Exercise description:
Lines containing the word "this" are the ones to copy from the records below.

Material to process:
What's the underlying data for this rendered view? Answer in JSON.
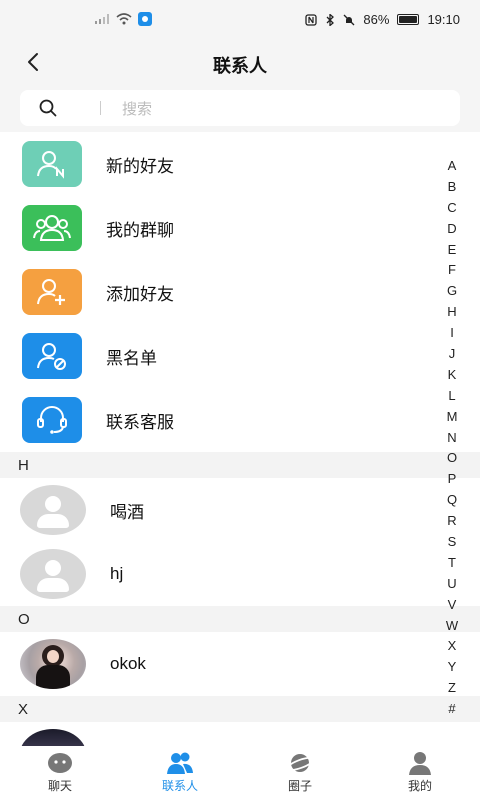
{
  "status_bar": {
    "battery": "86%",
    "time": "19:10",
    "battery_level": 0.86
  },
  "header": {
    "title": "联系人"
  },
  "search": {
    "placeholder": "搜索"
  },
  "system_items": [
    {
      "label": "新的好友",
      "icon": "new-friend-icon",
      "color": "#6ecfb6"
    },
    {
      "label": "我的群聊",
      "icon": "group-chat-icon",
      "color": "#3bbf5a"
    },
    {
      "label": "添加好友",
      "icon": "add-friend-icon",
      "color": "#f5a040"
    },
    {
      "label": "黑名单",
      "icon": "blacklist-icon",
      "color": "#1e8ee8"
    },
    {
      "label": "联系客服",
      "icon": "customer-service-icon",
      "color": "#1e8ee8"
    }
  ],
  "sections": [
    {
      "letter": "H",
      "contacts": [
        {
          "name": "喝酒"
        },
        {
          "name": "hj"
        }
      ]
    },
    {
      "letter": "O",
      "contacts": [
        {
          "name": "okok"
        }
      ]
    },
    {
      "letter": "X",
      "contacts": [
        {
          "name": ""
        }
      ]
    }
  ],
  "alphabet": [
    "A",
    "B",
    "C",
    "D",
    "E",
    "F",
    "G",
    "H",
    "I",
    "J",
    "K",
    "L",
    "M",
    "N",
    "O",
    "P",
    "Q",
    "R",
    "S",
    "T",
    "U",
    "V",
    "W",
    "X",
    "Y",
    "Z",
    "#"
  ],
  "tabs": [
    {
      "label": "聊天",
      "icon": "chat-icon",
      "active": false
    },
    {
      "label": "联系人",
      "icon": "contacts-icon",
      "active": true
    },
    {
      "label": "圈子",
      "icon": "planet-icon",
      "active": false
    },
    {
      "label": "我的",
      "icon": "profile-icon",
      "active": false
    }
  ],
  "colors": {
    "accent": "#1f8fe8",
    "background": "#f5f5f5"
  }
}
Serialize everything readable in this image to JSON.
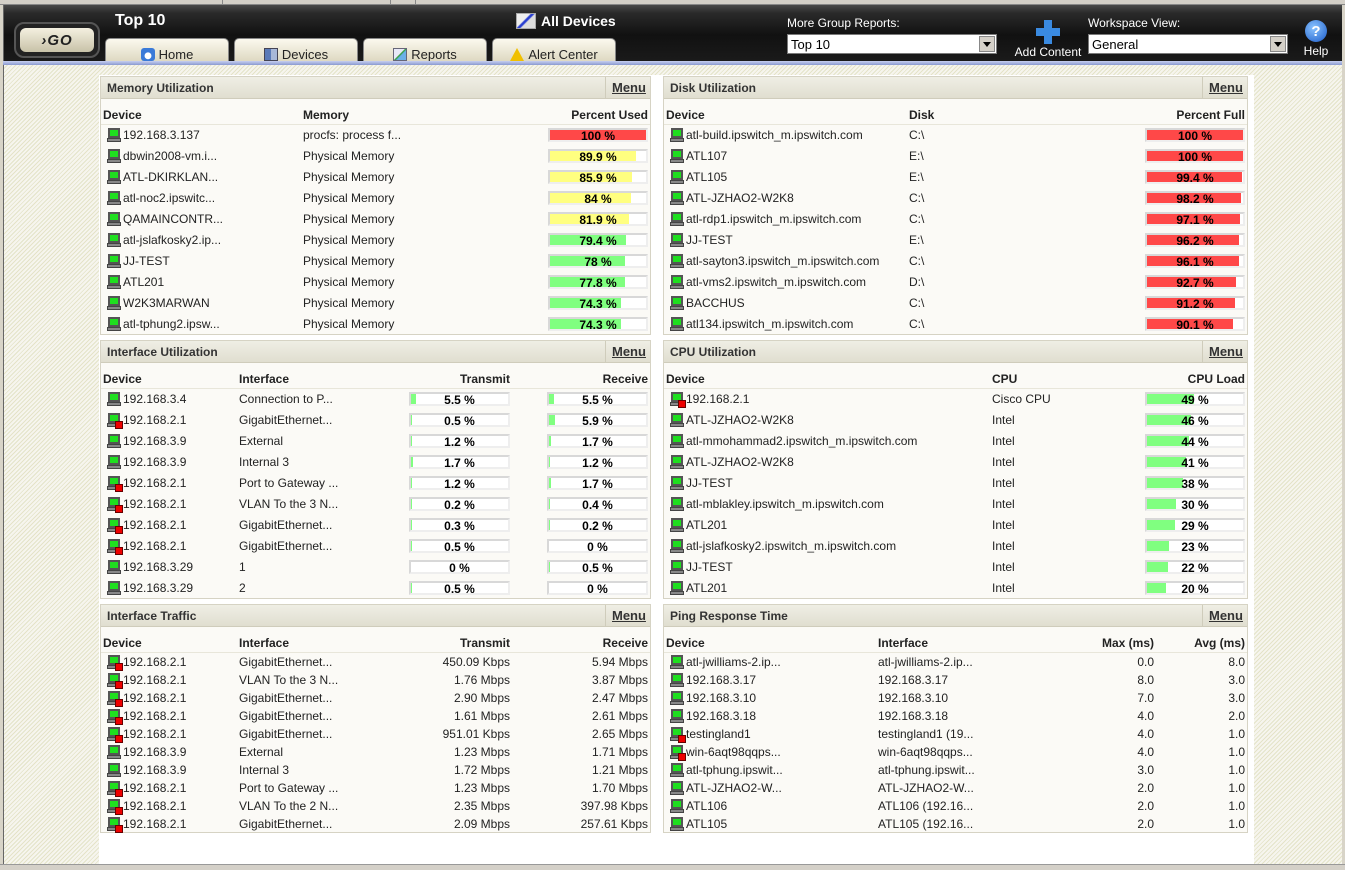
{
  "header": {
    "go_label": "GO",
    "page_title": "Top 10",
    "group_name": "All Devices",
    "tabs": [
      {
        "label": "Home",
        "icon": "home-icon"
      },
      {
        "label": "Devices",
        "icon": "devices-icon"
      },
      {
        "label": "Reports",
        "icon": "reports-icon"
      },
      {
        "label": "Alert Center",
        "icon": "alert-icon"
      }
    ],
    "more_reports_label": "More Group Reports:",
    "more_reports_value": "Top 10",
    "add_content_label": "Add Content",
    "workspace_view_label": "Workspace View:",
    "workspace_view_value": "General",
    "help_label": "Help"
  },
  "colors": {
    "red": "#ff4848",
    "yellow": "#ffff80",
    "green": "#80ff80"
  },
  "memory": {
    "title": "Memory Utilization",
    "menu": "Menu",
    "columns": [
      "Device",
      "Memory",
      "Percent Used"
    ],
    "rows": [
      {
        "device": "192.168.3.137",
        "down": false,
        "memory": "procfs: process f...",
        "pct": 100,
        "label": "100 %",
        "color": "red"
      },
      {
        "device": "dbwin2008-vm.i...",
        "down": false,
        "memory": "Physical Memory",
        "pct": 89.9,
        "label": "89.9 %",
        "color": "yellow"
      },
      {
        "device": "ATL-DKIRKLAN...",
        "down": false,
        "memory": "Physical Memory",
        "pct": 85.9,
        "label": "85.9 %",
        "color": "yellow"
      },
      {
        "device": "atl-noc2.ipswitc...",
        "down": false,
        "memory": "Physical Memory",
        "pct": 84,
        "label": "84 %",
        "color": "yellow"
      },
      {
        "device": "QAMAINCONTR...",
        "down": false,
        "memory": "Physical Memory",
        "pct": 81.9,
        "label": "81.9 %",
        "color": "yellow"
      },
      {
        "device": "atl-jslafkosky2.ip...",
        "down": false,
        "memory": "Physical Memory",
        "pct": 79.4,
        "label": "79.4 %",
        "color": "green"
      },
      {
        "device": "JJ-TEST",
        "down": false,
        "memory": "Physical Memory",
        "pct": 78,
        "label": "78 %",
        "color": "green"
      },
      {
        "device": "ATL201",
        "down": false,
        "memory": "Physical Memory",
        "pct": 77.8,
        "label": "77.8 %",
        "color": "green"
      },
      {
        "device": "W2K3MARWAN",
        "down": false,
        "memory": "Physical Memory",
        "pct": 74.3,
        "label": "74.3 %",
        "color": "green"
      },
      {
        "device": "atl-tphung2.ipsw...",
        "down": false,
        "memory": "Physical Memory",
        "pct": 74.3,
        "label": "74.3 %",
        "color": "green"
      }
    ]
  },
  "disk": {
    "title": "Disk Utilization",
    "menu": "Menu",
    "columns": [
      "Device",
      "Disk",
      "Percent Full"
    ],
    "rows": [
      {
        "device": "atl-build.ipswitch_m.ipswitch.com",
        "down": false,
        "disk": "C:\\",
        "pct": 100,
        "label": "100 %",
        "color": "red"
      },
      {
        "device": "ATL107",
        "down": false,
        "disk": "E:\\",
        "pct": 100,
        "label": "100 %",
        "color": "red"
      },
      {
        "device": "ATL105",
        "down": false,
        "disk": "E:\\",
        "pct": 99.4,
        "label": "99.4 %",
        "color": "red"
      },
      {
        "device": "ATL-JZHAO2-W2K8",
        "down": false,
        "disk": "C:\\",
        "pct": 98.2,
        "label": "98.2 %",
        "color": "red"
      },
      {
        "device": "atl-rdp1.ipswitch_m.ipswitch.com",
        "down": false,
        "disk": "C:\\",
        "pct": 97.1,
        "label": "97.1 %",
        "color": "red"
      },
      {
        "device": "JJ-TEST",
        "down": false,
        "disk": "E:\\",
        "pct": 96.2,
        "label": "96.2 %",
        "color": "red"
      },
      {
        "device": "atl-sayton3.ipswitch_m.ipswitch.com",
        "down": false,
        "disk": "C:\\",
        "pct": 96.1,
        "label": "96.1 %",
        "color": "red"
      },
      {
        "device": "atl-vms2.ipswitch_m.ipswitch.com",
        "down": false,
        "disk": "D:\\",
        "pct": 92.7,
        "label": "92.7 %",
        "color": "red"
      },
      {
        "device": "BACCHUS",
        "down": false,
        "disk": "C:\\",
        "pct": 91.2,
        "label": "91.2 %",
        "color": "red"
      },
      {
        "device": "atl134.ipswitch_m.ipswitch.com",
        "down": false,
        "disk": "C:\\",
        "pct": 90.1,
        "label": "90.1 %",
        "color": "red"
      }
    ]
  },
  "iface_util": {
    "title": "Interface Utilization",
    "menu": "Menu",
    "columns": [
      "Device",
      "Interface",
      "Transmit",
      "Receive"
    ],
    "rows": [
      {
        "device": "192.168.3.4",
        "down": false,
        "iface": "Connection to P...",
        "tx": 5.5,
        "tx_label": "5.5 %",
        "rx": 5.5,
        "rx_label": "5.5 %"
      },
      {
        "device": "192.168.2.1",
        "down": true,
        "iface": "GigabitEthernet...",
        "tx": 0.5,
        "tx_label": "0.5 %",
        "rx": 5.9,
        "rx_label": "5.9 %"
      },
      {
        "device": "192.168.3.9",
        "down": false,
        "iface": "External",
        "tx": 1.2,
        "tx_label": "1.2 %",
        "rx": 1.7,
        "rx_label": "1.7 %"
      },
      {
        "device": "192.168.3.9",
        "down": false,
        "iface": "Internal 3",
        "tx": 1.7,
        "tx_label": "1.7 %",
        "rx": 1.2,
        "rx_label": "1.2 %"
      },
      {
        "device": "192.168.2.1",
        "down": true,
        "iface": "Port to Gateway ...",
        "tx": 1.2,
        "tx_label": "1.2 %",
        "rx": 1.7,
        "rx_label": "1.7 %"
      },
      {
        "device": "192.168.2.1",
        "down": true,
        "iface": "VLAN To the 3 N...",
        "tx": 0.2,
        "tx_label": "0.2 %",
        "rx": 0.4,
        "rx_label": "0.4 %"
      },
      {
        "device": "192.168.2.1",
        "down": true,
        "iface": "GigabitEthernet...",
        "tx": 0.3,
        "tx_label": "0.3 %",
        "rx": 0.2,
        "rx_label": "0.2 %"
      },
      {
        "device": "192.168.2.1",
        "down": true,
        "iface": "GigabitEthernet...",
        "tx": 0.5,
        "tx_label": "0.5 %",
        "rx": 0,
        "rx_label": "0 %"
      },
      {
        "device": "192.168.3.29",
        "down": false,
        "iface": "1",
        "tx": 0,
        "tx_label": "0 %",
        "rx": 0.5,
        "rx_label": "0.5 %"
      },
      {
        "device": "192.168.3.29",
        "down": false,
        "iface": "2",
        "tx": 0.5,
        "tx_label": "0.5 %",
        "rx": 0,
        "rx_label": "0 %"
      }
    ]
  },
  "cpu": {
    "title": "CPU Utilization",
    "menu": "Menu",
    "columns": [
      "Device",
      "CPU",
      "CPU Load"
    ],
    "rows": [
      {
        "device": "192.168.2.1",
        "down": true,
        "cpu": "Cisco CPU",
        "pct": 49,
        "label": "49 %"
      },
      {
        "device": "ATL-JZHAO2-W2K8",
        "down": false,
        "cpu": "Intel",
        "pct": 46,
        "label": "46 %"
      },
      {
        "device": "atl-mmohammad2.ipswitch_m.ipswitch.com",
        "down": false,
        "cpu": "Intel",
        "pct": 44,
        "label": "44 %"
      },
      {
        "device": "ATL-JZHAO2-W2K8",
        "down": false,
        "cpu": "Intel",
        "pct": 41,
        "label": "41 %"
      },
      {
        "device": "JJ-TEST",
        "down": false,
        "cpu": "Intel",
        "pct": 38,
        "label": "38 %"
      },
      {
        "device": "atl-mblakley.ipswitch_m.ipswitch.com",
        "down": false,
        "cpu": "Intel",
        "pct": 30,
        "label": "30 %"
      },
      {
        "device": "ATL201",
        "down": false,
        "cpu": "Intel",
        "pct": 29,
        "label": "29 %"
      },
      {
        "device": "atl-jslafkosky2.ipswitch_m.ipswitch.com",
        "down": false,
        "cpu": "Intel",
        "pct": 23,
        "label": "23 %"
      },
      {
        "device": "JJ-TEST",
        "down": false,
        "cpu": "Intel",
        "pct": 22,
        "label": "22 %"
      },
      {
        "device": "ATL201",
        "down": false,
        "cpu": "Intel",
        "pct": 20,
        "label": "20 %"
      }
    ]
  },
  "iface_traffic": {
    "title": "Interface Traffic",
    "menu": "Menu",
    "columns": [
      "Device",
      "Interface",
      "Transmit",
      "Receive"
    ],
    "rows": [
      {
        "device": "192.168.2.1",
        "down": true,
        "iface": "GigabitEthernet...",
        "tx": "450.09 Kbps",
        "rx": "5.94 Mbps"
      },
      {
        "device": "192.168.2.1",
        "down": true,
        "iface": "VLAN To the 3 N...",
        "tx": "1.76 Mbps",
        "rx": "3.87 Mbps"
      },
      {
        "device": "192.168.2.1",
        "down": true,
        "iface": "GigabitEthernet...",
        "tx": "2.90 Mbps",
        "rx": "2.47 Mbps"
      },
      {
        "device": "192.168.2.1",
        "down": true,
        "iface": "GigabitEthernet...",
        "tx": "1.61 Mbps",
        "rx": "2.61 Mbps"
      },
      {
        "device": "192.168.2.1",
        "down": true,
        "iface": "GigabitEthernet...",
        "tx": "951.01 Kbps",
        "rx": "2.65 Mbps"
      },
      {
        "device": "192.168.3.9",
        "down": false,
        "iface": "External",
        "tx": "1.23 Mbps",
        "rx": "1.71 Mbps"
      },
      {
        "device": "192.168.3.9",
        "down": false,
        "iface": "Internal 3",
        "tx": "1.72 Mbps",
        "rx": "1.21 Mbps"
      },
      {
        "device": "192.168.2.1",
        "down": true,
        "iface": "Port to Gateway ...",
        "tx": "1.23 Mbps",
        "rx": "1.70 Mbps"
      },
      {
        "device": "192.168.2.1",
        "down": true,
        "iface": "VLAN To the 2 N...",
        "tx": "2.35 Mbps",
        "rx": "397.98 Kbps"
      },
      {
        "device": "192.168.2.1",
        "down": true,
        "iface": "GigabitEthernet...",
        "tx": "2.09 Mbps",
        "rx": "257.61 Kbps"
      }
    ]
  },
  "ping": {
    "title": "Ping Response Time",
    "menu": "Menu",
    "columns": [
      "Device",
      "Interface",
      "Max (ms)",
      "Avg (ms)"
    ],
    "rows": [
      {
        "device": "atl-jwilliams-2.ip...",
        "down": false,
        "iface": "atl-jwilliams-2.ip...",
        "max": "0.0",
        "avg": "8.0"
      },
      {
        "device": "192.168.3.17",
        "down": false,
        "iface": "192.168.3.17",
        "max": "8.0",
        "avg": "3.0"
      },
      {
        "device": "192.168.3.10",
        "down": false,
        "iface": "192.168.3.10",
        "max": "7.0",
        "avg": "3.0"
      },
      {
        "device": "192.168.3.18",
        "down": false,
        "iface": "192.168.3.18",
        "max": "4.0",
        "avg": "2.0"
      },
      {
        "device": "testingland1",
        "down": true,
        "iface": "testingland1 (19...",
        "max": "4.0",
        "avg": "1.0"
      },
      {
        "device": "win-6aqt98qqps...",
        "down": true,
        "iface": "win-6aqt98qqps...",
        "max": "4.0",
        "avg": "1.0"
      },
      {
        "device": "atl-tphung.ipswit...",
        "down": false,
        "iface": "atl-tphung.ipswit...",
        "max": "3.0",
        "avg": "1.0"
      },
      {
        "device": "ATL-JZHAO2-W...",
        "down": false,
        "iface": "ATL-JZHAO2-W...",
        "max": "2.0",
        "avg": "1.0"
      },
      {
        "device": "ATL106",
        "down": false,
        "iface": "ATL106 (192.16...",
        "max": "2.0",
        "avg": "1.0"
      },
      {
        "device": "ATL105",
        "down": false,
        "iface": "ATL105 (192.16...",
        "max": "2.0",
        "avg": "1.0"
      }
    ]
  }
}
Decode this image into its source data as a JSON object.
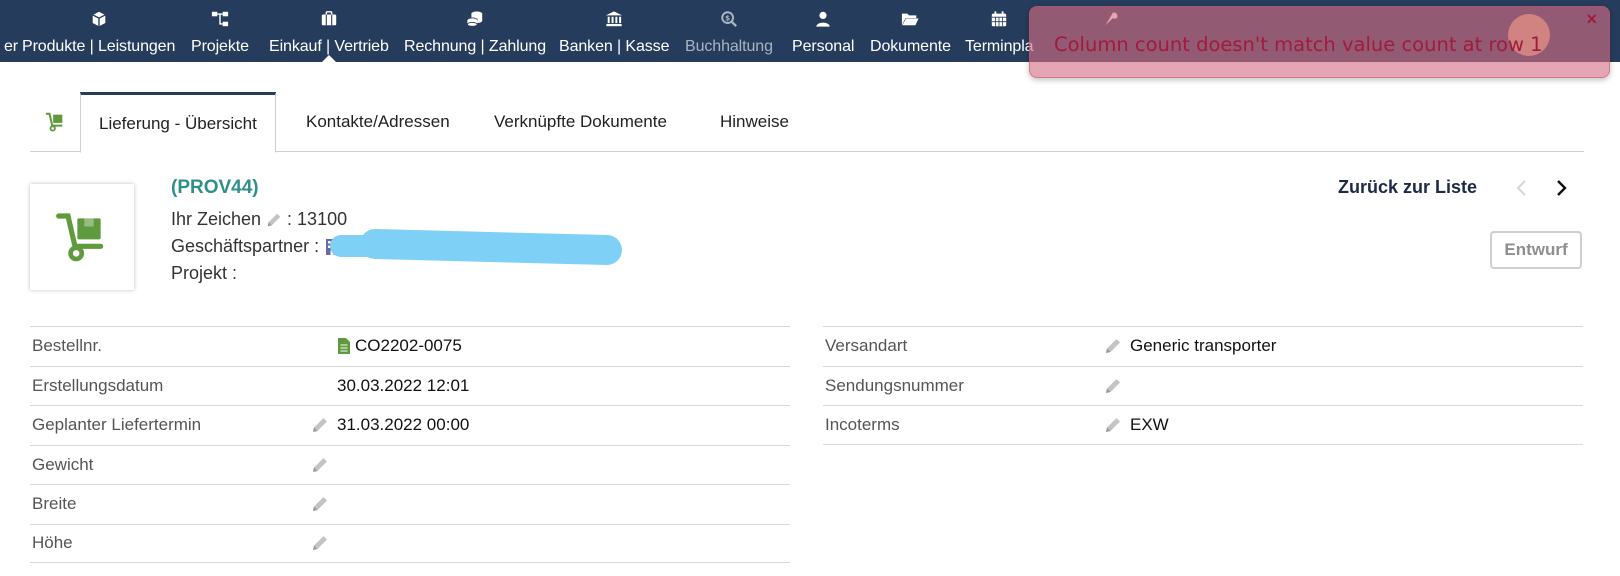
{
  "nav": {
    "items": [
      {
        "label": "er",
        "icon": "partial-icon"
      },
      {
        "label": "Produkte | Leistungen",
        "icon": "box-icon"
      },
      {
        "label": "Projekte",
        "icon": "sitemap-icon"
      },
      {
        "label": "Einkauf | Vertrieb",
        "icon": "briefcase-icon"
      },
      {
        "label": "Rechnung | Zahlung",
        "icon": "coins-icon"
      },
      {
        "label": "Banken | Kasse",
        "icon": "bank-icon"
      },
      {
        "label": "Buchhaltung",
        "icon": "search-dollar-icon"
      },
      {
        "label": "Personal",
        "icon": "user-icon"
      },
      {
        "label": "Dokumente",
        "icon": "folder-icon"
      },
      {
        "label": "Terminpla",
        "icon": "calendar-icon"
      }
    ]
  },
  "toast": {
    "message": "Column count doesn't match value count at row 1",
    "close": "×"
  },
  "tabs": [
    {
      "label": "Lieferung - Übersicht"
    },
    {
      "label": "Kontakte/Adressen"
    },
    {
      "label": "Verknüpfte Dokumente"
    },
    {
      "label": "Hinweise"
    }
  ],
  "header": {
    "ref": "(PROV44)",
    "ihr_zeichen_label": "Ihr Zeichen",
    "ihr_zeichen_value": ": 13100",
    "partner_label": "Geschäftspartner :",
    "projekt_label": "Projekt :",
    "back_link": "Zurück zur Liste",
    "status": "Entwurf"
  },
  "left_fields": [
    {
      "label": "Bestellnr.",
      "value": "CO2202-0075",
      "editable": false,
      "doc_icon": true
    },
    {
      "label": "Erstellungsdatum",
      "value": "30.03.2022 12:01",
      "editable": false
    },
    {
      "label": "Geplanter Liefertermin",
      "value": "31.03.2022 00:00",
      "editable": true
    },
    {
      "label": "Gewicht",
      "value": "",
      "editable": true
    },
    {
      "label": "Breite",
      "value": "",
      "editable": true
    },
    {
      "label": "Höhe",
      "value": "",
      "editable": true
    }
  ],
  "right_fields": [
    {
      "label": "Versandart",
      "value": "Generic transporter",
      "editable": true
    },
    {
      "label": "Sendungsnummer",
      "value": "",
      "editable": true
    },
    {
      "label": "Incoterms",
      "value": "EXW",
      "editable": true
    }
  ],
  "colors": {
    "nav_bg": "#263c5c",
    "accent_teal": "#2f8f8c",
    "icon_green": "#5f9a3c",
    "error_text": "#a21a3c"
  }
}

Task solution:
What's the underlying data for this rendered view? Answer in JSON.
Serialize everything readable in this image to JSON.
Decode this image into its source data as a JSON object.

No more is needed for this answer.